COMPARING SEARCH ENGINES
Annual information retrieval conference, such as TREC, SIGIR, CIR(for traditional information retrieval), and WWW (for web information retrieval), are used to compare the various information retrieval models underlying search engines and help the field progress toward better, more efficient search engines. The two most common ratings used to differentiate the various search techniques are precision and recall. Precision is the ratio of the number of relevant of the document retrieved to the total number of the document retrieved. The recall is the ratio of the number of relevant documents retrieved to the total number of relevant documents in the collection. The higher the precision and recall, the better the search engine is. Of course, search engines are tested on document collection with known parameters. For example, The commonly used test collection Medlars, containing 5,831 keywords and 1,033 documents, has been examined so often its properties are well known. For instance, there are exactly 24 documents relevant to the phrase neoplasm immunology.
Thus, the denominator of the recall ratio for a user query on neoplasm, Immunology. Thus, the denominator of the recall ratio for a user query on neoplasm immunology is 24. If only 10 documents were retrieved by a search engine for this query, then a recall of 10/24=.416 is reported.

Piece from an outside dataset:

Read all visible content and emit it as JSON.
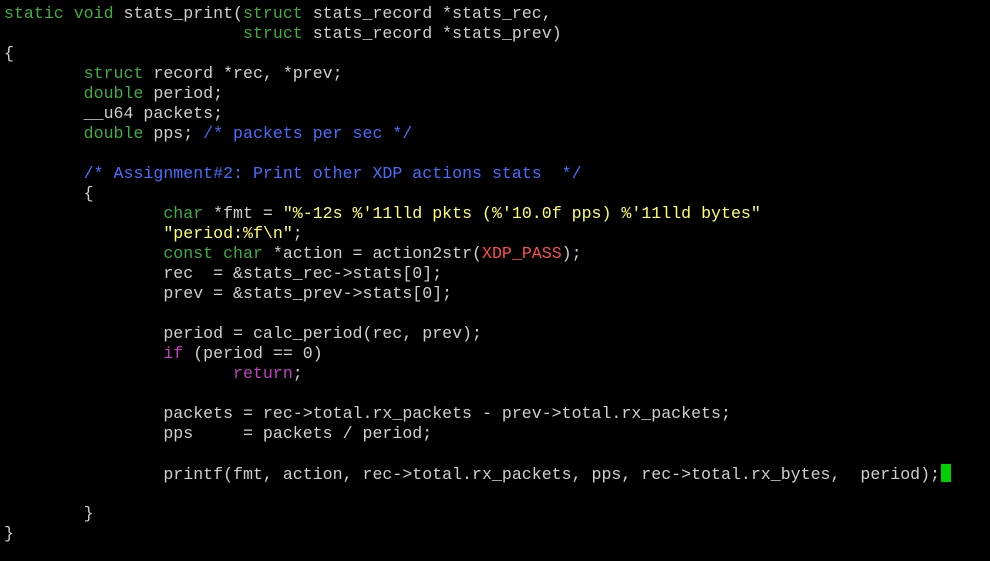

Recall and precision are information retrieval-specific performance measures, but, of course, when evaluating any computer system, time and space are always performance issues. All else held constant, quick, memory-efficient search engines are preferred to slower, memory-inefficient engines. A search engine with fabulous recall and precision is useless if it requires 30 minutes to perform one query or store the data on 75 supercomputers. Some other performance measures take a user-centered viewpoint and are aimed at assessing user satisfaction and frustration with the information system. A book by Robert Korfhage, Information Storage, and Retrieval discusses these and several other measures for comparing search engines.